Four strategies for organizing

posted in: Studio/Organizing | 2
Studio cabinet 5 - before
There’s something about organizing stuff that is very satisfying to me. I find that many times, when I have a creative project that I’m about ready to start working on, I procrastinate. But, if I spend some time organizing my workspace, I can approach my creative project in a much more relaxed manner. Weird, huh?

Now, I may be great at organizing stuff, but I’m lousy at keeping it that way. That’s because I pull out all the stuff I’m going to need on a project, I do the project, but then I don’t get around to putting it away until I’m ready to start the next project. It makes no sense.

Anyway, once again, I am facing the need to do something creative, so I started by organizing the cabinet in my studio that is mostly filled with ribbon, lace, embroidery floss, really old half-finished quilting projects, and other miscellaneous items that have absolutely nothing to do with the upcoming project. In other words, there was absolutely no reason for me to organize this cabinet!

Studio cabinet 5 - after

Are you someone who struggles with organizing? Here are four strategies that I like to use that may help you.

1. Choose your space. Depending on your personality, you may work better with an open system like bookshelves (my husband prefers open) or a closed system like a cabinet with doors (I prefer closed). My sweet husband wants to be able to see everything at once. I like having doors that I can close so I’m not overwhelmed by all the stuff. I also like the fact that it helps keep the dust off.

2. Choose your containers. If you have lots of medium to small items which you need to organize, choose a bunch of boxes or bins that fit well on your shelves. It helps immensely to have identical boxes or bins so they are interchangeable. Then you can shuffle the containers around as your needs change. Whenever possible, I prefer clear plastic boxes. In this case, however, I happened to have a bunch of cardboard, open-top bins left over from when I organized my cubbyholes, and they fit wonderfully in my cupboard, so I used those. Open top containers make it easy to grab just one or two items without having to fiddle with a lid. I also like the option of bringing the whole bin to my work table.

3. Group similar items together. For instance, I put all of the 1/8″ ribbon in one box and all of the 1/4″ ribbon in a different one. Lace went in several, elastic in another, and so on. Once all of the stuff was in a box, I was able to put them on the shelves in a logical order. Put the things you’re likely to use the most at eye level. The least used and the heaviest items get put on the bottom shelves.

4. Take time to label your containers so it will be easy to find stuff later. I’m still in the process of doing that for this cupboard. I love my label maker 🙂

Once you’re done, take time to enjoy it. The more you enjoy it, the more likely you’ll want to keep it that way.

2 Responses

  1. Nina-Marie

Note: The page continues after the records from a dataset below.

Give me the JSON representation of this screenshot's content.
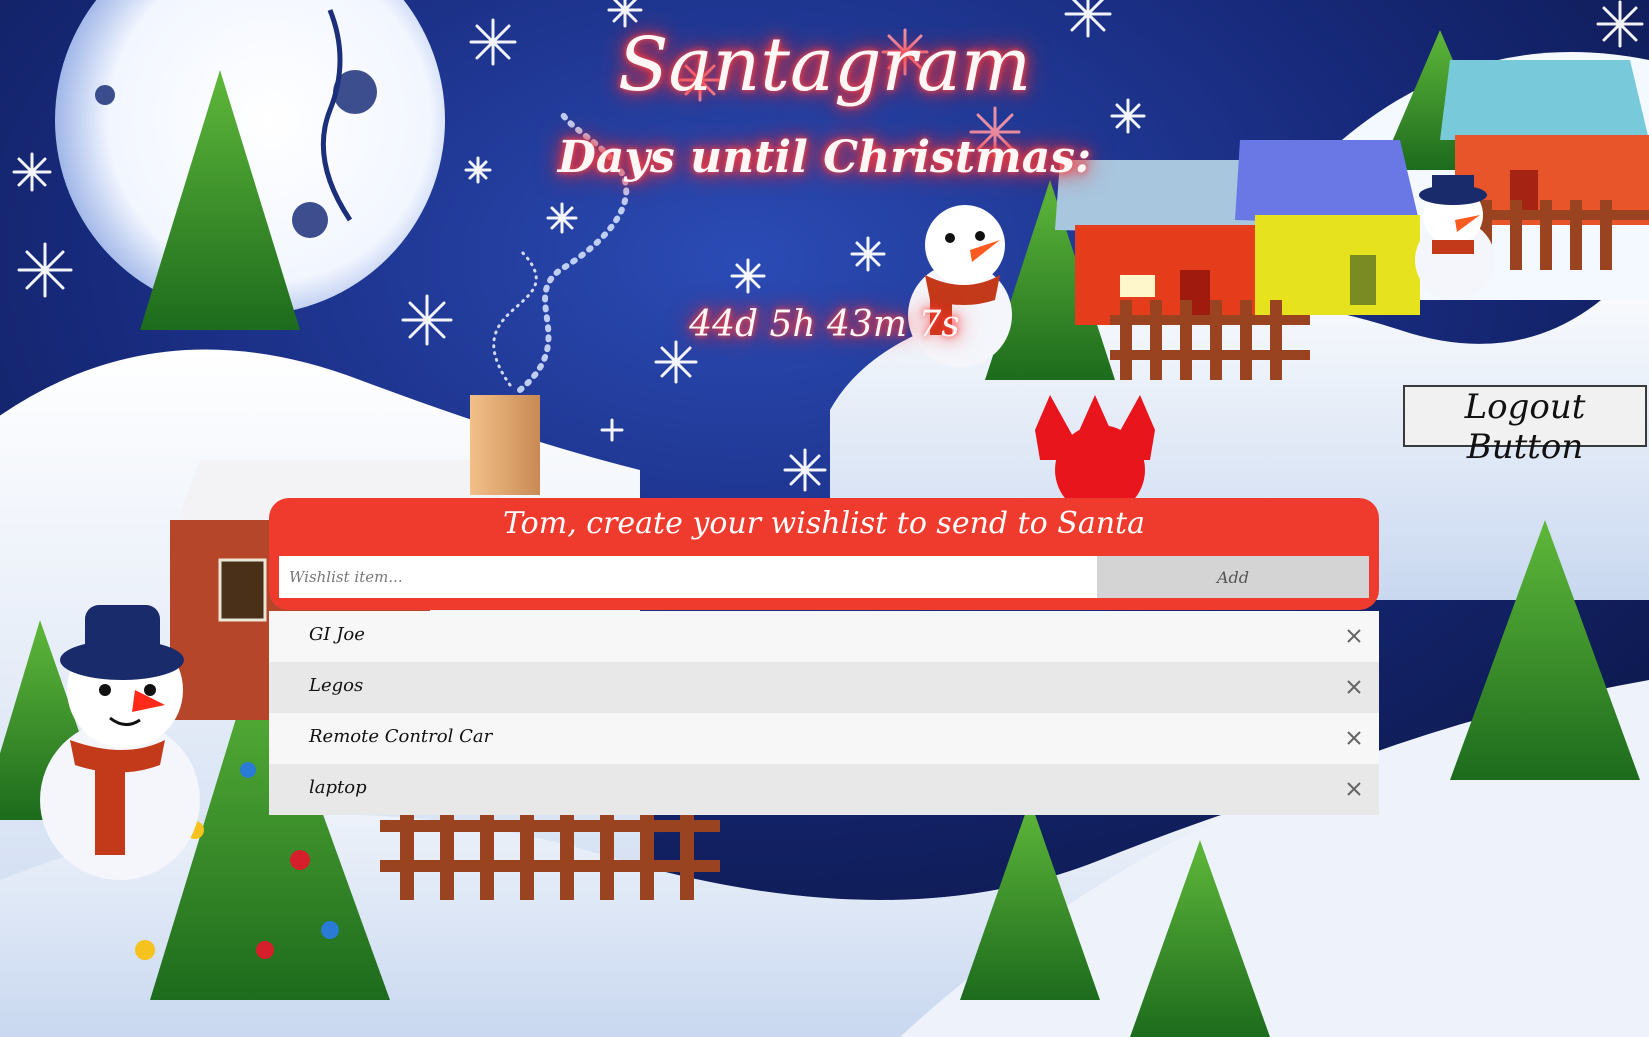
{
  "app": {
    "title": "Santagram"
  },
  "countdown": {
    "label": "Days until Christmas:",
    "value": "44d 5h 43m 7s"
  },
  "logout": {
    "label": "Logout Button"
  },
  "wishlist": {
    "heading": "Tom, create your wishlist to send to Santa",
    "input_placeholder": "Wishlist item...",
    "input_value": "",
    "add_label": "Add",
    "items": [
      {
        "text": "GI Joe",
        "remove_icon": "close-icon"
      },
      {
        "text": "Legos",
        "remove_icon": "close-icon"
      },
      {
        "text": "Remote Control Car",
        "remove_icon": "close-icon"
      },
      {
        "text": "laptop",
        "remove_icon": "close-icon"
      }
    ]
  },
  "colors": {
    "header_red": "#ef3b2d",
    "title_glow": "#ff2d2d",
    "night_sky": "#0f1c55",
    "snow": "#ffffff"
  }
}
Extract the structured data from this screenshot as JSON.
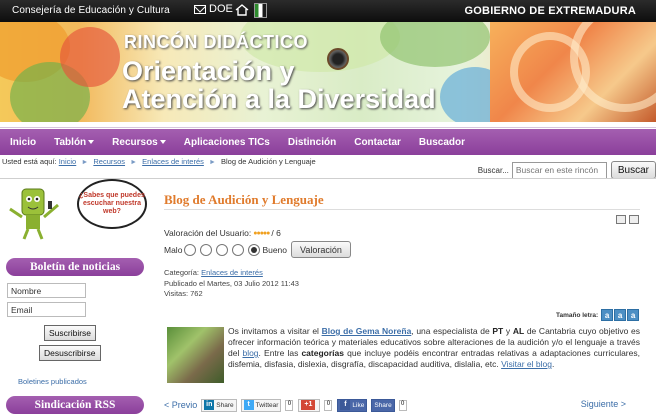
{
  "topbar": {
    "consejeria": "Consejería de Educación y Cultura",
    "doe": "DOE",
    "gobierno": "GOBIERNO DE EXTREMADURA"
  },
  "banner": {
    "kicker": "RINCÓN DIDÁCTICO",
    "line1": "Orientación y",
    "line2": "Atención a la Diversidad"
  },
  "nav": {
    "items": [
      {
        "label": "Inicio"
      },
      {
        "label": "Tablón"
      },
      {
        "label": "Recursos"
      },
      {
        "label": "Aplicaciones TICs"
      },
      {
        "label": "Distinción"
      },
      {
        "label": "Contactar"
      },
      {
        "label": "Buscador"
      }
    ]
  },
  "breadcrumb": {
    "prefix": "Usted está aquí:",
    "crumbs": [
      "Inicio",
      "Recursos",
      "Enlaces de interés"
    ],
    "current": "Blog de Audición y Lenguaje"
  },
  "search": {
    "label": "Buscar...",
    "placeholder": "Buscar en este rincón",
    "button": "Buscar"
  },
  "sidebar": {
    "bubble": "¿Sabes que puedes escuchar nuestra web?",
    "newsletter_title": "Boletín de noticias",
    "name_value": "Nombre",
    "email_value": "Email",
    "subscribe": "Suscribirse",
    "unsubscribe": "Desuscribirse",
    "published_link": "Boletines publicados",
    "syndication_title": "Sindicación RSS"
  },
  "article": {
    "title": "Blog de Audición y Lenguaje",
    "rating_label": "Valoración del Usuario:",
    "rating_stars": "●●●●●",
    "rating_value": "/ 6",
    "bad": "Malo",
    "good": "Bueno",
    "vote_button": "Valoración",
    "category_label": "Categoría:",
    "category_link": "Enlaces de interés",
    "published": "Publicado el Martes, 03 Julio 2012 11:43",
    "visits": "Visitas: 762",
    "font_size_label": "Tamaño letra:",
    "body_1": "Os invitamos a visitar el ",
    "body_link1": "Blog de Gema Noreña",
    "body_2": ", una especialista de ",
    "body_pt": "PT",
    "body_3": " y ",
    "body_al": "AL",
    "body_4": " de Cantabria cuyo objetivo es ofrecer información teórica y materiales educativos sobre alteraciones de la audición y/o el lenguaje a través del ",
    "body_link2": "blog",
    "body_5": ". Entre las ",
    "body_cat": "categorías",
    "body_6": " que incluye podéis encontrar entradas relativas a adaptaciones curriculares, disfemia, disfasia, dislexia, disgrafía, discapacidad auditiva, dislalia, etc. ",
    "body_link3": "Visitar el blog",
    "body_7": ".",
    "prev": "< Previo",
    "next": "Siguiente >",
    "share_linkedin": "Share",
    "share_twitter": "Twittear",
    "share_gplus": "+1",
    "share_fb_like": "Like",
    "share_fb_share": "Share",
    "count_0": "0",
    "count_gplus": "0"
  },
  "colors": {
    "accent": "#9a4fa8",
    "title": "#e07b2c",
    "link": "#3c6ea8"
  }
}
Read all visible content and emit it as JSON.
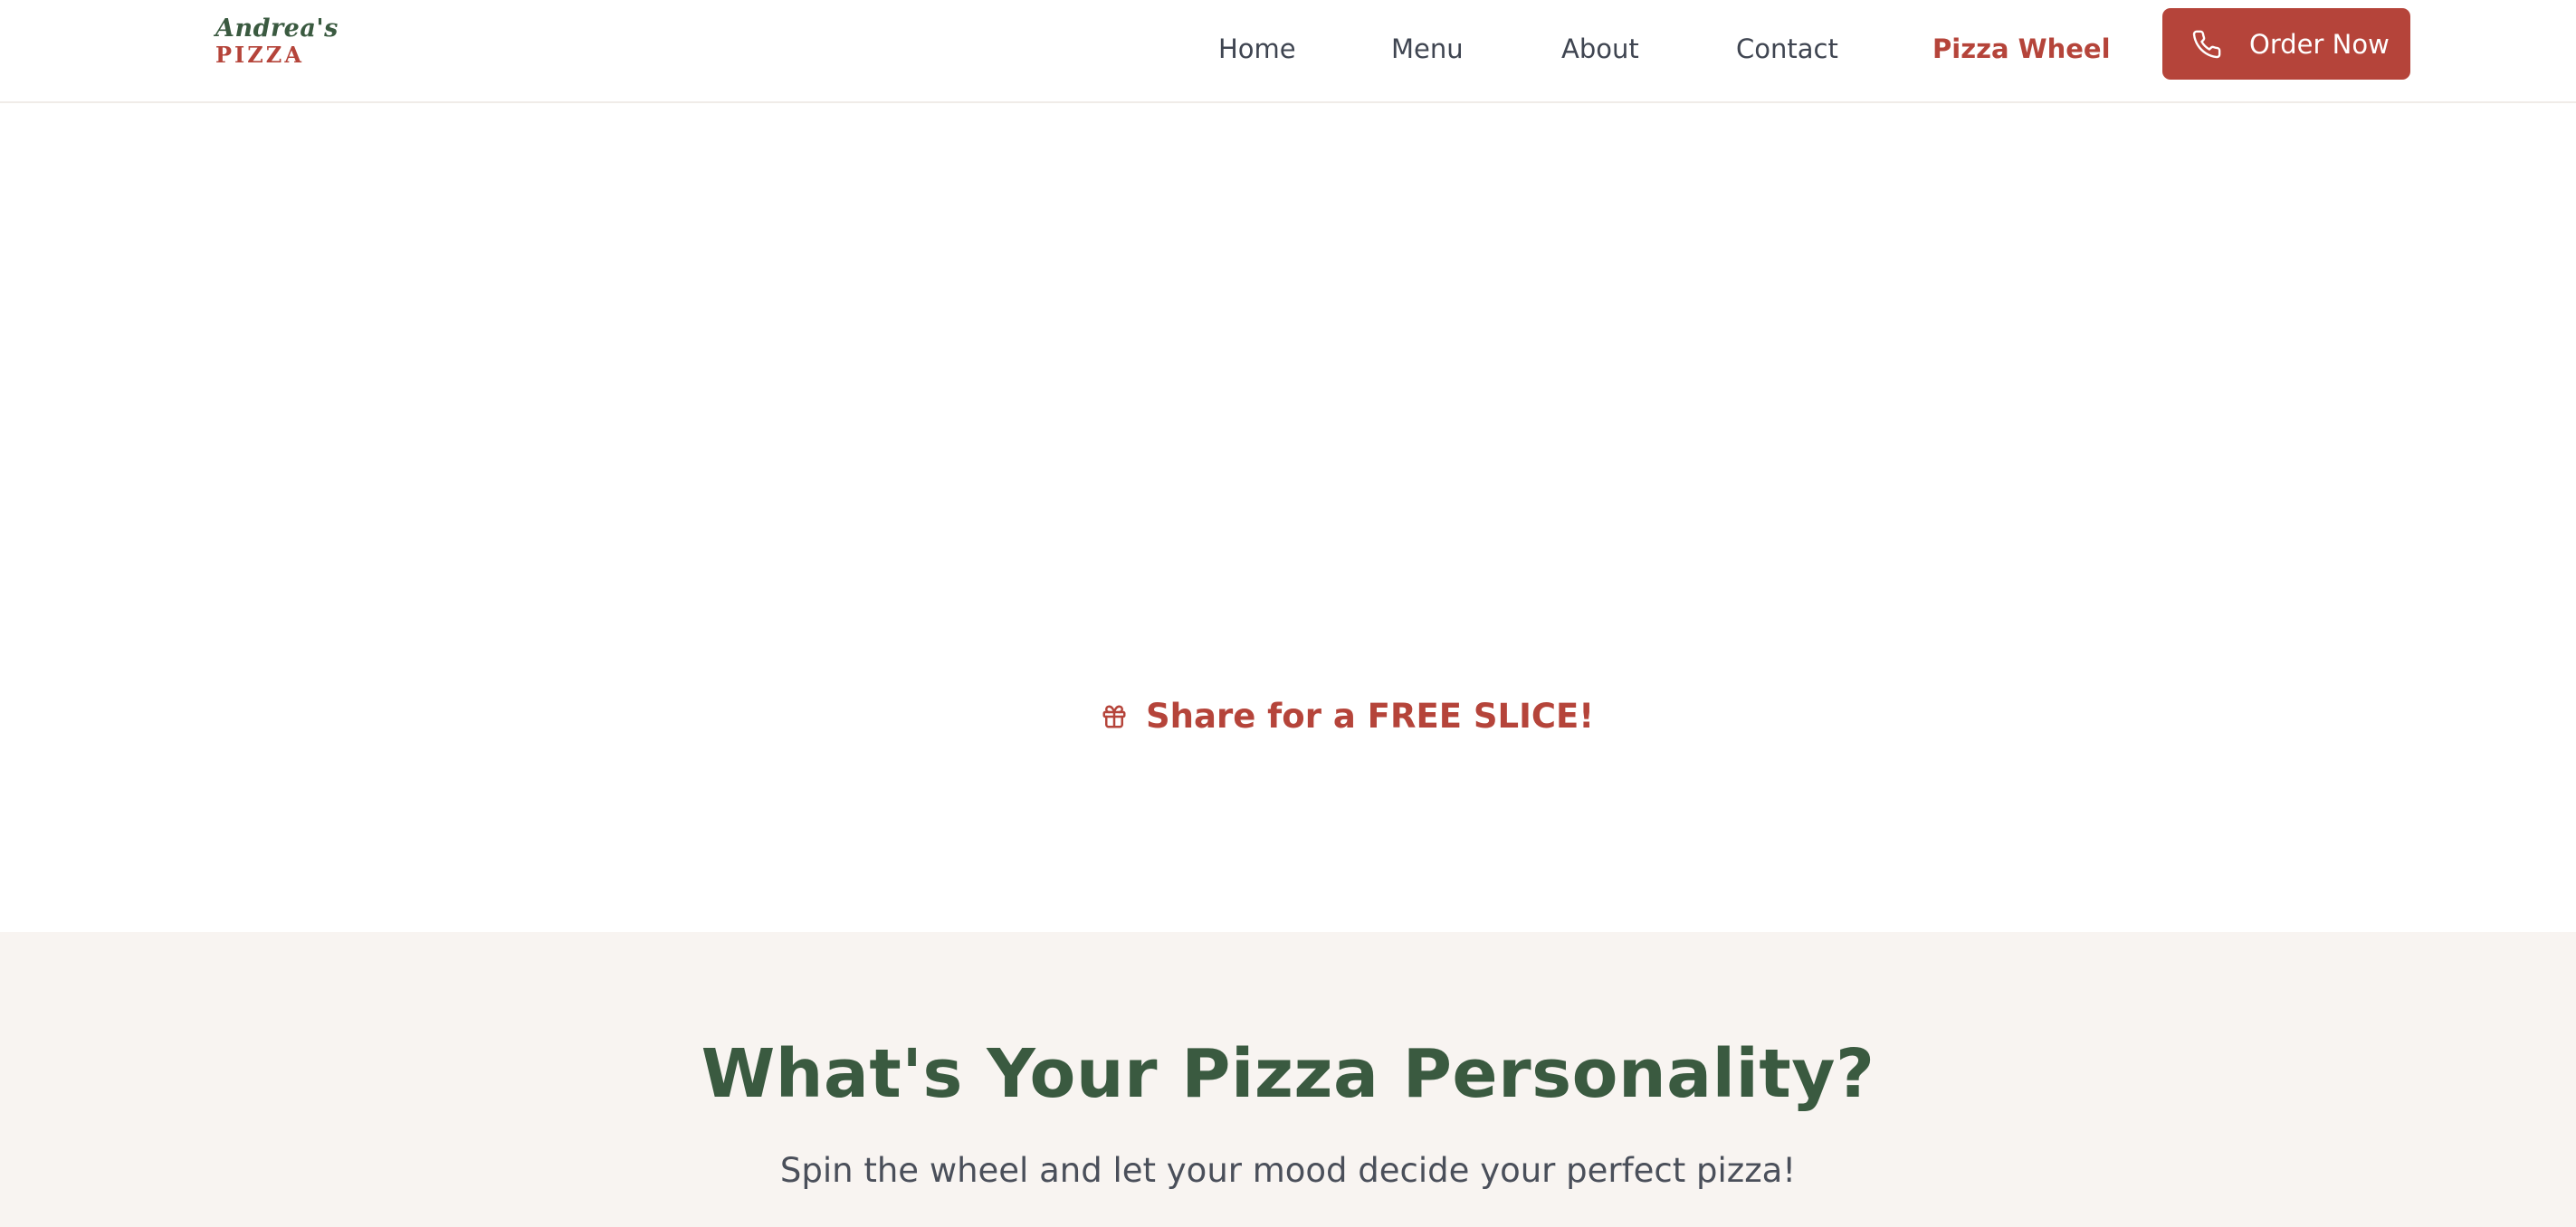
{
  "logo": {
    "line1": "Andrea's",
    "line2": "PIZZA"
  },
  "nav": {
    "items": [
      {
        "label": "Home",
        "active": false
      },
      {
        "label": "Menu",
        "active": false
      },
      {
        "label": "About",
        "active": false
      },
      {
        "label": "Contact",
        "active": false
      },
      {
        "label": "Pizza Wheel",
        "active": true
      }
    ],
    "cta": {
      "label": "Order Now",
      "icon": "phone-icon"
    }
  },
  "share": {
    "icon": "gift-icon",
    "label": "Share for a FREE SLICE!"
  },
  "personality": {
    "title": "What's Your Pizza Personality?",
    "subtitle": "Spin the wheel and let your mood decide your perfect pizza!"
  },
  "colors": {
    "brand_green": "#3a5a40",
    "brand_red": "#b5443a",
    "section_bg": "#f8f4f1",
    "nav_text": "#3f4551"
  }
}
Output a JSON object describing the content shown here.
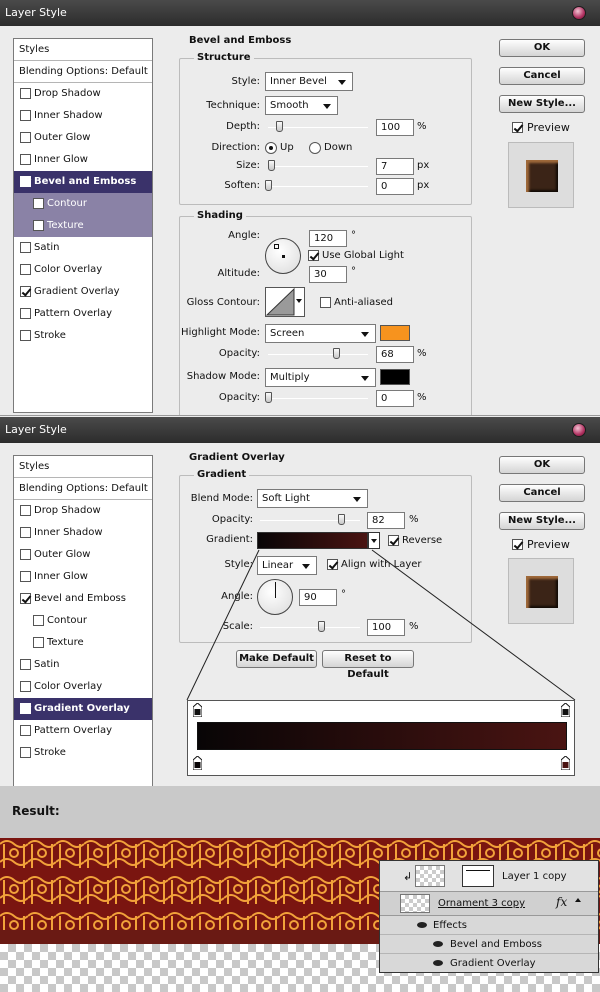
{
  "dialog1": {
    "title": "Layer Style",
    "styles_list": [
      {
        "label": "Styles",
        "type": "header"
      },
      {
        "label": "Blending Options: Default",
        "type": "header"
      },
      {
        "label": "Drop Shadow",
        "checked": false
      },
      {
        "label": "Inner Shadow",
        "checked": false
      },
      {
        "label": "Outer Glow",
        "checked": false
      },
      {
        "label": "Inner Glow",
        "checked": false
      },
      {
        "label": "Bevel and Emboss",
        "checked": true,
        "selected": true
      },
      {
        "label": "Contour",
        "checked": false,
        "sub": true
      },
      {
        "label": "Texture",
        "checked": false,
        "sub": true
      },
      {
        "label": "Satin",
        "checked": false
      },
      {
        "label": "Color Overlay",
        "checked": false
      },
      {
        "label": "Gradient Overlay",
        "checked": true
      },
      {
        "label": "Pattern Overlay",
        "checked": false
      },
      {
        "label": "Stroke",
        "checked": false
      }
    ],
    "section_title": "Bevel and Emboss",
    "structure": {
      "title": "Structure",
      "style_label": "Style:",
      "style_value": "Inner Bevel",
      "technique_label": "Technique:",
      "technique_value": "Smooth",
      "depth_label": "Depth:",
      "depth_value": "100",
      "depth_unit": "%",
      "direction_label": "Direction:",
      "dir_up": "Up",
      "dir_down": "Down",
      "size_label": "Size:",
      "size_value": "7",
      "size_unit": "px",
      "soften_label": "Soften:",
      "soften_value": "0",
      "soften_unit": "px"
    },
    "shading": {
      "title": "Shading",
      "angle_label": "Angle:",
      "angle_value": "120",
      "angle_unit": "°",
      "global_light": "Use Global Light",
      "altitude_label": "Altitude:",
      "altitude_value": "30",
      "altitude_unit": "°",
      "gloss_label": "Gloss Contour:",
      "anti_aliased": "Anti-aliased",
      "highlight_label": "Highlight Mode:",
      "highlight_value": "Screen",
      "highlight_color": "#f7931e",
      "opacity1_label": "Opacity:",
      "opacity1_value": "68",
      "opacity1_unit": "%",
      "shadow_label": "Shadow Mode:",
      "shadow_value": "Multiply",
      "shadow_color": "#000000",
      "opacity2_label": "Opacity:",
      "opacity2_value": "0",
      "opacity2_unit": "%"
    },
    "buttons": {
      "ok": "OK",
      "cancel": "Cancel",
      "new_style": "New Style...",
      "preview": "Preview"
    }
  },
  "dialog2": {
    "title": "Layer Style",
    "styles_list": [
      {
        "label": "Styles",
        "type": "header"
      },
      {
        "label": "Blending Options: Default",
        "type": "header"
      },
      {
        "label": "Drop Shadow",
        "checked": false
      },
      {
        "label": "Inner Shadow",
        "checked": false
      },
      {
        "label": "Outer Glow",
        "checked": false
      },
      {
        "label": "Inner Glow",
        "checked": false
      },
      {
        "label": "Bevel and Emboss",
        "checked": true
      },
      {
        "label": "Contour",
        "checked": false,
        "sub": true
      },
      {
        "label": "Texture",
        "checked": false,
        "sub": true
      },
      {
        "label": "Satin",
        "checked": false
      },
      {
        "label": "Color Overlay",
        "checked": false
      },
      {
        "label": "Gradient Overlay",
        "checked": true,
        "selected": true
      },
      {
        "label": "Pattern Overlay",
        "checked": false
      },
      {
        "label": "Stroke",
        "checked": false
      }
    ],
    "section_title": "Gradient Overlay",
    "gradient": {
      "title": "Gradient",
      "blend_label": "Blend Mode:",
      "blend_value": "Soft Light",
      "opacity_label": "Opacity:",
      "opacity_value": "82",
      "opacity_unit": "%",
      "gradient_label": "Gradient:",
      "reverse": "Reverse",
      "style_label": "Style:",
      "style_value": "Linear",
      "align": "Align with Layer",
      "angle_label": "Angle:",
      "angle_value": "90",
      "angle_unit": "°",
      "scale_label": "Scale:",
      "scale_value": "100",
      "scale_unit": "%",
      "make_default": "Make Default",
      "reset_default": "Reset to Default",
      "gradient_start": "#080506",
      "gradient_end": "#4a1412"
    },
    "buttons": {
      "ok": "OK",
      "cancel": "Cancel",
      "new_style": "New Style...",
      "preview": "Preview"
    }
  },
  "result": {
    "label": "Result:",
    "layers": {
      "layer1": "Layer 1 copy",
      "layer2": "Ornament 3 copy",
      "effects": "Effects",
      "effect1": "Bevel and Emboss",
      "effect2": "Gradient Overlay",
      "fx": "fx"
    }
  }
}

    I keep my stash on my third floor of my house – in a big dressing room on open shelving. Well my sewing hole is on the first floor – so that means I have to bring bins of fabric down and when the project is done – bring them back up! Every summer, I hire a teen to take hours to refold and reorganize and shelf away all that fabric that I don’t put back. This year my daughter was finally old enough to do it and she did a major overhaul. She did everything by color and value and separated out the commercials and the hand dyeds! Its heaven!! In 13 years she did the best of all the teens!

    • Maria

      Employing a teen to help is a great idea! When we moved to our current house about six years ago, I was working full time and we were completely rennovating the house we were moving into. It all added up to no time to pack up the old house. Our two daughters and their friends did all of the packing. The one who packed up my fabric started labeling the boxes stuff like “Fabric – Box 503 of 876.” She had a great sense of humor.